Segment Open

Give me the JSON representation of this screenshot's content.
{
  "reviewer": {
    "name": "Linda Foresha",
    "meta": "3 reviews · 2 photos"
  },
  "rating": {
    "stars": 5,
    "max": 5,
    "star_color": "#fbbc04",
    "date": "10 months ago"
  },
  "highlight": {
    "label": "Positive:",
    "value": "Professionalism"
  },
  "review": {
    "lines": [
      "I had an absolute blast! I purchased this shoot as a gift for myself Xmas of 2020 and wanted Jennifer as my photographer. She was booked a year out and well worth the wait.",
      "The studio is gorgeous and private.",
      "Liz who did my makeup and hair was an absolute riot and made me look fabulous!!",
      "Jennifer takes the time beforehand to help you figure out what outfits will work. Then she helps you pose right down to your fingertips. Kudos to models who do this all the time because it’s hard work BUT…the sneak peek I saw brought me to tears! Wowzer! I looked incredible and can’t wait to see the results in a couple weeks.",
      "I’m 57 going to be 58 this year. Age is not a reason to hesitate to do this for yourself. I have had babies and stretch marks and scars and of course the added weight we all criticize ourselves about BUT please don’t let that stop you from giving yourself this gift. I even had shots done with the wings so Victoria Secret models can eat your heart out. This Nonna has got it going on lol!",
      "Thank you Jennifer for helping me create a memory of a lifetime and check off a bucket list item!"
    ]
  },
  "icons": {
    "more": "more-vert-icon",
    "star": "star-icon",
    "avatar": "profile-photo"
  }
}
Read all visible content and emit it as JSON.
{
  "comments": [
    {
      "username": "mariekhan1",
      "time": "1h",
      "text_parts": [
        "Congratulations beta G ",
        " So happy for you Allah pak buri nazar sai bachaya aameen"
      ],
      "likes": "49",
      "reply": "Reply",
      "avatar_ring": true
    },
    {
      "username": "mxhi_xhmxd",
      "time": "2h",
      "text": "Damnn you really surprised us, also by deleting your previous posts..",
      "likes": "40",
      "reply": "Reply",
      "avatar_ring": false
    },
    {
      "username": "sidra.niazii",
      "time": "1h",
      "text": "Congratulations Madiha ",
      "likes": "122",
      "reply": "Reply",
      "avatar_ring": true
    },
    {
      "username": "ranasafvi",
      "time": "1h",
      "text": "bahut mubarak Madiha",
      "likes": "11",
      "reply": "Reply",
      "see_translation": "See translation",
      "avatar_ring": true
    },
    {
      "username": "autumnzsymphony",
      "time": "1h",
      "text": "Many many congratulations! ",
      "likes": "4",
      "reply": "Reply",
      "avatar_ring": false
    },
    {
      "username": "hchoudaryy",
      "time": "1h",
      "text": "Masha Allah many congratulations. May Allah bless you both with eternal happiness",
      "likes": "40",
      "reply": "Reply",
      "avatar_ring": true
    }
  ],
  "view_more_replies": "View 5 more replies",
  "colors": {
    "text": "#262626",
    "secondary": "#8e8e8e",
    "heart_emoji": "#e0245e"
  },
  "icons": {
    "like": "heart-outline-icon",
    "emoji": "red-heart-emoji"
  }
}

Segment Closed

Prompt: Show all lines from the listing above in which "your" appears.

Response to the task:
      "Jennifer takes the time beforehand to help you figure out what outfits will work. Then she helps you pose right down to your fingertips. Kudos to models who do this all the time because it’s hard work BUT…the sneak peek I saw brought me to tears! Wowzer! I looked incredible and can’t wait to see the results in a couple weeks.",
      "I’m 57 going to be 58 this year. Age is not a reason to hesitate to do this for yourself. I have had babies and stretch marks and scars and of course the added weight we all criticize ourselves about BUT please don’t let that stop you from giving yourself this gift. I even had shots done with the wings so Victoria Secret models can eat your heart out. This Nonna has got it going on lol!",
      "text": "Damnn you really surprised us, also by deleting your previous posts..",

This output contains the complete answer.